- It remains well known for its red and green foliage. The breathtaking and fascinating continues to be widely used in Christmas decorations.
- Many individuals mistake the brilliant red bracts for which the species has become famous for flower petals. In fact, they actually represent leaves.
- The variety popular as a Christmas tradition, especially in the United States, actually constitutes a specially grafted variety.
Poinsettia Physical Description
The Poinsettia occurs naturally as either a shrub or small tree. The rather remarkable tree form has the ability to reach a height of as much as 16 ft (4 m).
It bears dark green leaves that average between 3-6 in (7-16 cm) in length.
The species produces bracts that most commonly display the familiar bright red. However, it sometimes develops as either orange, cream, pale green, pink, white or marbled, in color.
The natural varieties left to their own devices, typically grow into a wider form more closely resembling weeds.
Species: E. pulcherrima
Poinsettia Habitat and Toxicity
Due to its grouping and color, many people often mistake the bracts of the Poinsettia for flowers. Yet despite their appearance, they, in fact, remain leaves.
The actual blooms stay small, unassuming, and do not attract pollinators. The plant appears in the wild in both tropical forests and seasonally dry forests.
There remains a common misconception concerning the toxicity of the Poinsettia. It does indeed rank as toxic, but only slightly. Ingestion rarely results in more than mild symptoms such as regurgitation.

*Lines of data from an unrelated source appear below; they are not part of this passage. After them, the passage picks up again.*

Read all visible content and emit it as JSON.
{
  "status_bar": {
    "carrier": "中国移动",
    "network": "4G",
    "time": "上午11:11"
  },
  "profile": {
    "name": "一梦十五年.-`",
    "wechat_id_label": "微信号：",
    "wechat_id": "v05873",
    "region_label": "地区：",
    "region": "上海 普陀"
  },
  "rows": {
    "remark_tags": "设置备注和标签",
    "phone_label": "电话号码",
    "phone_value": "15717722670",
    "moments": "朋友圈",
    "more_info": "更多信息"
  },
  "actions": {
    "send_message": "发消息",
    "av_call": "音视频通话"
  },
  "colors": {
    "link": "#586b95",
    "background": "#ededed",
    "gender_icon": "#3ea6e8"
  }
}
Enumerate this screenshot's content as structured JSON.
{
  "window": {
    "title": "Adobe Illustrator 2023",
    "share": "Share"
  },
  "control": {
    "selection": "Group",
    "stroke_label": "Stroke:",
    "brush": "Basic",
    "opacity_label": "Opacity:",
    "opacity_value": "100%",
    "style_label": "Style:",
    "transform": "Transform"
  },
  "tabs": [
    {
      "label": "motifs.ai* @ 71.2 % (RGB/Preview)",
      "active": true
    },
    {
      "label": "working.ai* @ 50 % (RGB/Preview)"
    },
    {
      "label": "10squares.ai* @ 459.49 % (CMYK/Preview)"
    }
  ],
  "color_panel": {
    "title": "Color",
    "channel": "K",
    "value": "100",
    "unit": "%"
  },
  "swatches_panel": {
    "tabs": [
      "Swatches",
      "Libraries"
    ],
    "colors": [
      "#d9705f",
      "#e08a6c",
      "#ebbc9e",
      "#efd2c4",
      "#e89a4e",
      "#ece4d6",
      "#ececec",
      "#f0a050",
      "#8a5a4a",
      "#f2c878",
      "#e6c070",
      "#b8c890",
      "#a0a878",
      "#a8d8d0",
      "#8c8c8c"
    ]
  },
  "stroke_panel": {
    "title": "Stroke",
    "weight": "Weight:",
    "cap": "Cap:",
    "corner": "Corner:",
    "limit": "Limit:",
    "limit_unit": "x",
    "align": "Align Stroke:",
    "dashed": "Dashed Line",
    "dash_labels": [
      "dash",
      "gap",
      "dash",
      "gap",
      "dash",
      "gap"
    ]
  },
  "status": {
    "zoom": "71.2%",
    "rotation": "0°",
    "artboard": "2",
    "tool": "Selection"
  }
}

Additionally, prolonged contact with the leaves results in only mild skin irritation in sensitive individuals.